Leonardo unveiled the new "Agusta" branding of its AW line of VIP and corporate helicopters over the weekend in Dubai. This announcement followed the arrival of the company’s AW609 AC4 civil tiltrotor there, on display at Falcon Aviation Services at “Casa Agusta,” an upscale urban heliport terminal concept that can be replicated in multiple markets, is modular, and easily transportable.
The company said the Casa Agusta concept “will support the development of a network of point-to-point connections for both urban transfers and connections between cities, while meeting the growing demands for sustainable and modern vertical lift mobility, as well as greater access to urban areas while providing VIP and charter passengers “levels of service typically available in larger private airport facilities far from downtown and urban areas.”
“With Agusta we give our VIP operators a strong brand that they can easily recognize and identify with, a sign that embodies their desire for excellence and quality with a personal touch and distinction, which includes their flight experience.
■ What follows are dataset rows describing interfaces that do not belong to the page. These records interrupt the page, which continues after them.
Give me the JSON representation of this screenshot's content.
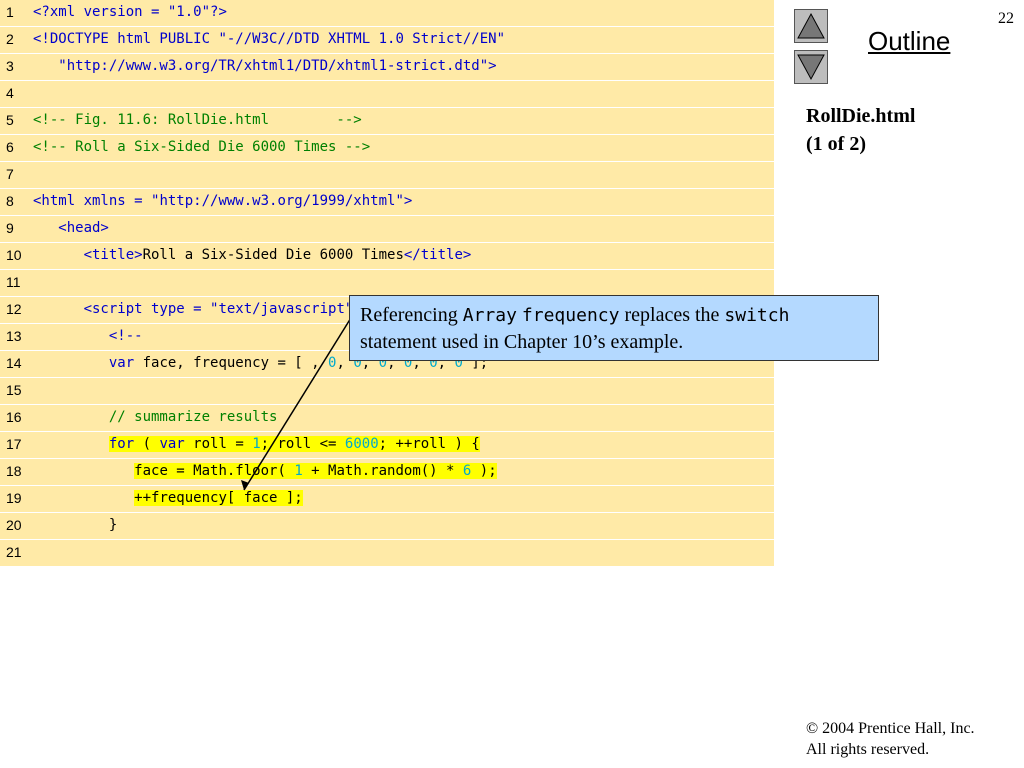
{
  "slide": {
    "page_number": "22",
    "outline_title": "Outline",
    "file_label": "RollDie.html",
    "file_part": "(1 of 2)",
    "copyright_line1": "2004 Prentice Hall, Inc.",
    "copyright_line2": "All rights reserved.",
    "copyright_symbol": "©"
  },
  "callout": {
    "t1": "Referencing ",
    "m1": "Array",
    "t2": " ",
    "m2": "frequency",
    "t3": " replaces the ",
    "m3": "switch",
    "t4": " statement used in Chapter 10’s example."
  },
  "code": [
    {
      "n": "1",
      "segs": [
        {
          "t": "<?xml version = ",
          "c": "kw"
        },
        {
          "t": "\"1.0\"",
          "c": "str"
        },
        {
          "t": "?>",
          "c": "kw"
        }
      ]
    },
    {
      "n": "2",
      "segs": [
        {
          "t": "<!DOCTYPE html PUBLIC ",
          "c": "kw"
        },
        {
          "t": "\"-//W3C//DTD XHTML 1.0 Strict//EN\"",
          "c": "str"
        }
      ]
    },
    {
      "n": "3",
      "segs": [
        {
          "t": "   \"http://www.w3.org/TR/xhtml1/DTD/xhtml1-strict.dtd\"",
          "c": "str"
        },
        {
          "t": ">",
          "c": "kw"
        }
      ]
    },
    {
      "n": "4",
      "segs": []
    },
    {
      "n": "5",
      "segs": [
        {
          "t": "<!-- Fig. 11.6: RollDie.html        -->",
          "c": "cm"
        }
      ]
    },
    {
      "n": "6",
      "segs": [
        {
          "t": "<!-- Roll a Six-Sided Die 6000 Times -->",
          "c": "cm"
        }
      ]
    },
    {
      "n": "7",
      "segs": []
    },
    {
      "n": "8",
      "segs": [
        {
          "t": "<html xmlns = ",
          "c": "kw"
        },
        {
          "t": "\"http://www.w3.org/1999/xhtml\"",
          "c": "str"
        },
        {
          "t": ">",
          "c": "kw"
        }
      ]
    },
    {
      "n": "9",
      "segs": [
        {
          "t": "   <head>",
          "c": "kw"
        }
      ]
    },
    {
      "n": "10",
      "segs": [
        {
          "t": "      <title>",
          "c": "kw"
        },
        {
          "t": "Roll a Six-Sided Die 6000 Times",
          "c": ""
        },
        {
          "t": "</title>",
          "c": "kw"
        }
      ]
    },
    {
      "n": "11",
      "segs": []
    },
    {
      "n": "12",
      "segs": [
        {
          "t": "      <script type = ",
          "c": "kw"
        },
        {
          "t": "\"text/javascript\"",
          "c": "str"
        },
        {
          "t": ">",
          "c": "kw"
        }
      ]
    },
    {
      "n": "13",
      "segs": [
        {
          "t": "         <!--",
          "c": "kw"
        }
      ]
    },
    {
      "n": "14",
      "segs": [
        {
          "t": "         ",
          "c": ""
        },
        {
          "t": "var",
          "c": "kw"
        },
        {
          "t": " face, frequency = [ ",
          "c": ""
        },
        {
          "t": ",",
          "c": ""
        },
        {
          "t": " 0",
          "c": "num"
        },
        {
          "t": ",",
          "c": ""
        },
        {
          "t": " 0",
          "c": "num"
        },
        {
          "t": ",",
          "c": ""
        },
        {
          "t": " 0",
          "c": "num"
        },
        {
          "t": ",",
          "c": ""
        },
        {
          "t": " 0",
          "c": "num"
        },
        {
          "t": ",",
          "c": ""
        },
        {
          "t": " 0",
          "c": "num"
        },
        {
          "t": ",",
          "c": ""
        },
        {
          "t": " 0",
          "c": "num"
        },
        {
          "t": " ];",
          "c": ""
        }
      ]
    },
    {
      "n": "15",
      "segs": []
    },
    {
      "n": "16",
      "segs": [
        {
          "t": "         // summarize results",
          "c": "cm"
        }
      ]
    },
    {
      "n": "17",
      "segs": [
        {
          "t": "         ",
          "c": ""
        },
        {
          "t": "for",
          "c": "kw hl"
        },
        {
          "t": " ( ",
          "c": "hl"
        },
        {
          "t": "var",
          "c": "kw hl"
        },
        {
          "t": " roll = ",
          "c": "hl"
        },
        {
          "t": "1",
          "c": "num hl"
        },
        {
          "t": "; roll <= ",
          "c": "hl"
        },
        {
          "t": "6000",
          "c": "num hl"
        },
        {
          "t": "; ++roll ) {",
          "c": "hl"
        }
      ]
    },
    {
      "n": "18",
      "segs": [
        {
          "t": "            ",
          "c": ""
        },
        {
          "t": "face = Math.floor( ",
          "c": "hl"
        },
        {
          "t": "1",
          "c": "num hl"
        },
        {
          "t": " + Math.random() * ",
          "c": "hl"
        },
        {
          "t": "6",
          "c": "num hl"
        },
        {
          "t": " );",
          "c": "hl"
        }
      ]
    },
    {
      "n": "19",
      "segs": [
        {
          "t": "            ",
          "c": ""
        },
        {
          "t": "++frequency[ face ];",
          "c": "hl"
        }
      ]
    },
    {
      "n": "20",
      "segs": [
        {
          "t": "         }",
          "c": ""
        }
      ]
    },
    {
      "n": "21",
      "segs": []
    }
  ]
}
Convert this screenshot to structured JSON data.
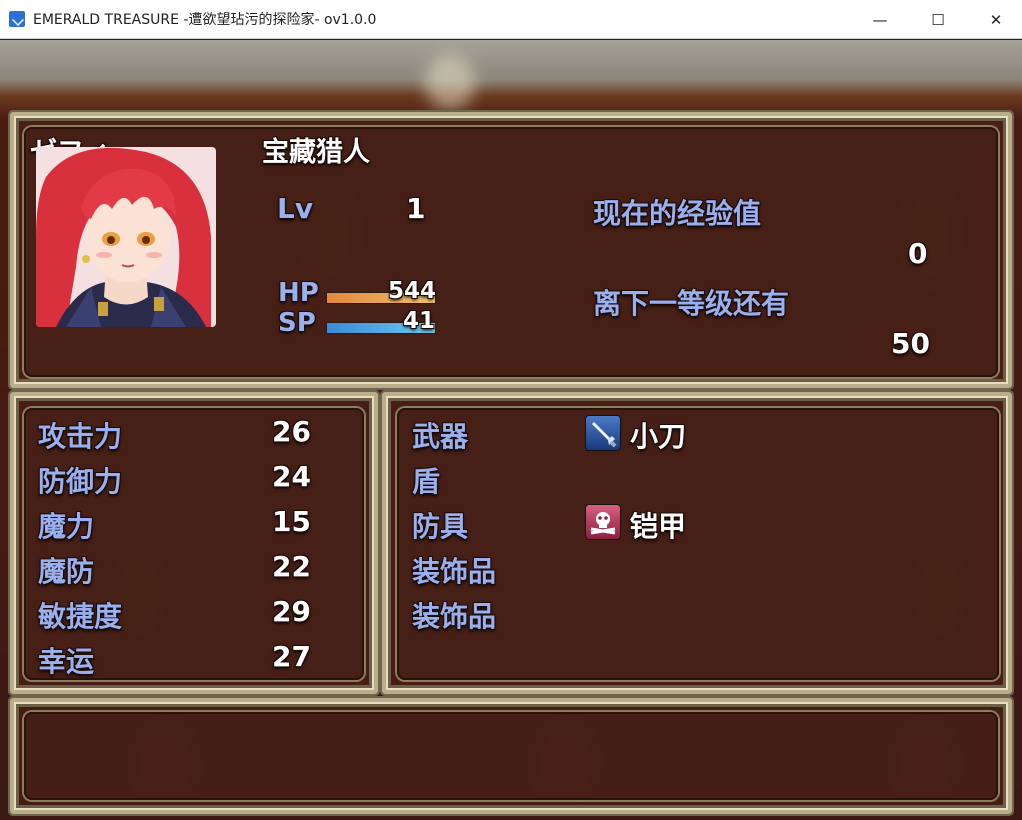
{
  "window": {
    "title": "EMERALD TREASURE -遭欲望玷污的探险家- ov1.0.0",
    "minimize_glyph": "—",
    "maximize_glyph": "☐",
    "close_glyph": "✕"
  },
  "actor": {
    "name": "ゼフィ",
    "class": "宝藏猎人",
    "level_label": "Lv",
    "level": "1",
    "hp_label": "HP",
    "hp": "544",
    "hp_ratio": 1.0,
    "sp_label": "SP",
    "sp": "41",
    "sp_ratio": 1.0,
    "exp_label": "现在的经验值",
    "exp": "0",
    "next_label": "离下一等级还有",
    "next": "50"
  },
  "params": [
    {
      "label": "攻击力",
      "value": "26"
    },
    {
      "label": "防御力",
      "value": "24"
    },
    {
      "label": "魔力",
      "value": "15"
    },
    {
      "label": "魔防",
      "value": "22"
    },
    {
      "label": "敏捷度",
      "value": "29"
    },
    {
      "label": "幸运",
      "value": "27"
    }
  ],
  "equips": [
    {
      "slot": "武器",
      "item": "小刀",
      "icon": "dagger-icon"
    },
    {
      "slot": "盾",
      "item": "",
      "icon": ""
    },
    {
      "slot": "防具",
      "item": "铠甲",
      "icon": "armor-icon"
    },
    {
      "slot": "装饰品",
      "item": "",
      "icon": ""
    },
    {
      "slot": "装饰品",
      "item": "",
      "icon": ""
    }
  ],
  "help_text": "",
  "colors": {
    "system_text": "#9ab0ee",
    "hp_gauge": [
      "#e08a3a",
      "#f0c070"
    ],
    "sp_gauge": [
      "#3a8ad8",
      "#70c8f0"
    ]
  }
}
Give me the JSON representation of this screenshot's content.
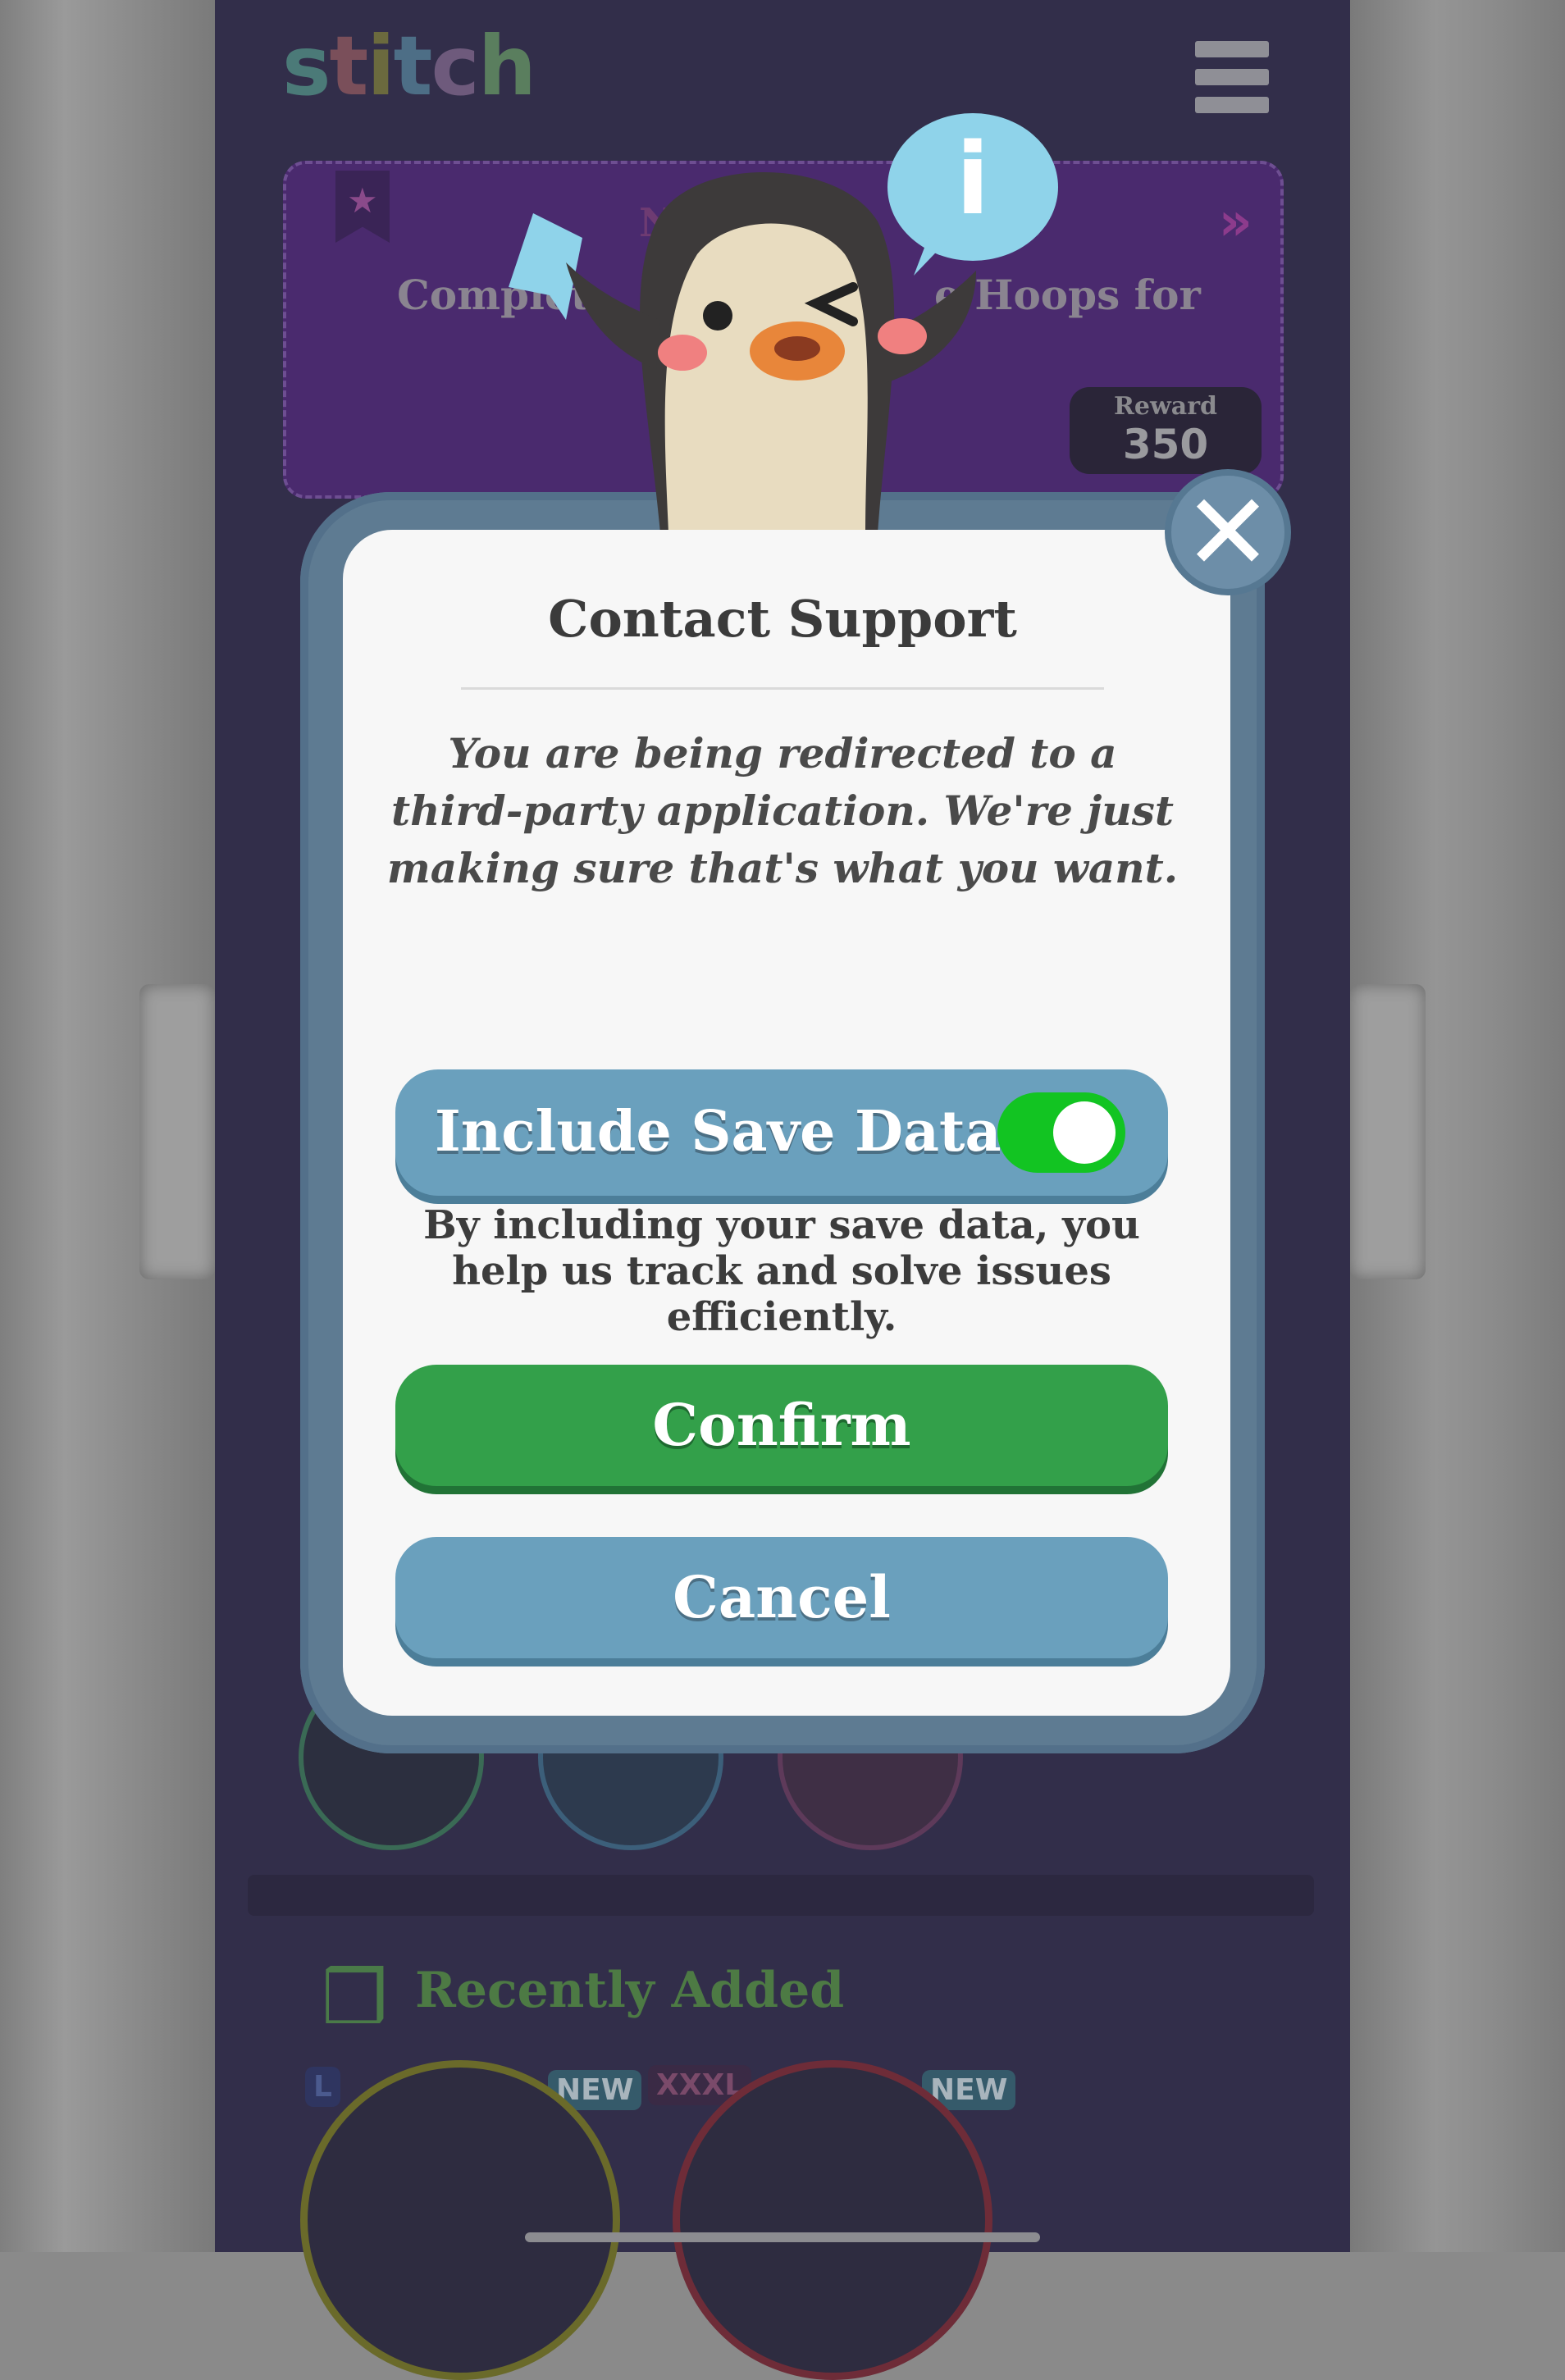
{
  "app": {
    "logo_text": "stitch"
  },
  "quest": {
    "title": "Ne",
    "text_left": "Complet",
    "text_right": "e Hoops for",
    "reward_label": "Reward",
    "reward_value": "350"
  },
  "modal": {
    "title": "Contact Support",
    "message": "You are being redirected to a third-party application. We're just making sure that's what you want.",
    "toggle_label": "Include Save Data",
    "toggle_on": true,
    "save_note": "By including your save data, you help us track and solve issues efficiently.",
    "confirm_label": "Confirm",
    "cancel_label": "Cancel"
  },
  "recent": {
    "title": "Recently Added",
    "tags": [
      "L",
      "NEW",
      "XXXL",
      "NEW"
    ]
  },
  "icons": {
    "close": "close-icon",
    "menu": "hamburger-menu-icon",
    "info": "info-bubble-icon",
    "mascot": "penguin-mascot"
  },
  "colors": {
    "confirm": "#33a04a",
    "cancel": "#6aa0bd",
    "toggle_on": "#12c422",
    "recent_title": "#4d7a44"
  }
}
We want them to be themselves before takeoff, during flight, and upon arrival at their destination, setting them apart from others. The strength and recognition of the Agusta brand legacy still continues to live on in this particular market segment,” said Leonardo Helicopters managing director Gian Piero Cutillo.
Launch of the Agusta brand follows a similar move by Airbus when it launched Airbus Corporate Helicopters (ACH) in 2017, and draws on the heritage of the Agusta name from an aviation company formed in Italy in 1923 by Giovanni Agusta. That company began producing helicopters under license from other OEMs, most notably Bell, in 1952, and began developing its own indigenous civil helicopter, the Agusta A109 light twin, in the late 1960s. It then merged with Britain’s Westland Helicopters in 2000 to form AgustaWestland, later rebranded Leonardo Helicopters in 2017, a nod to 15th and 16th Century Italian artist and inventor Leonardo da Vinci, widely credited with devising the first concept for the helicopter.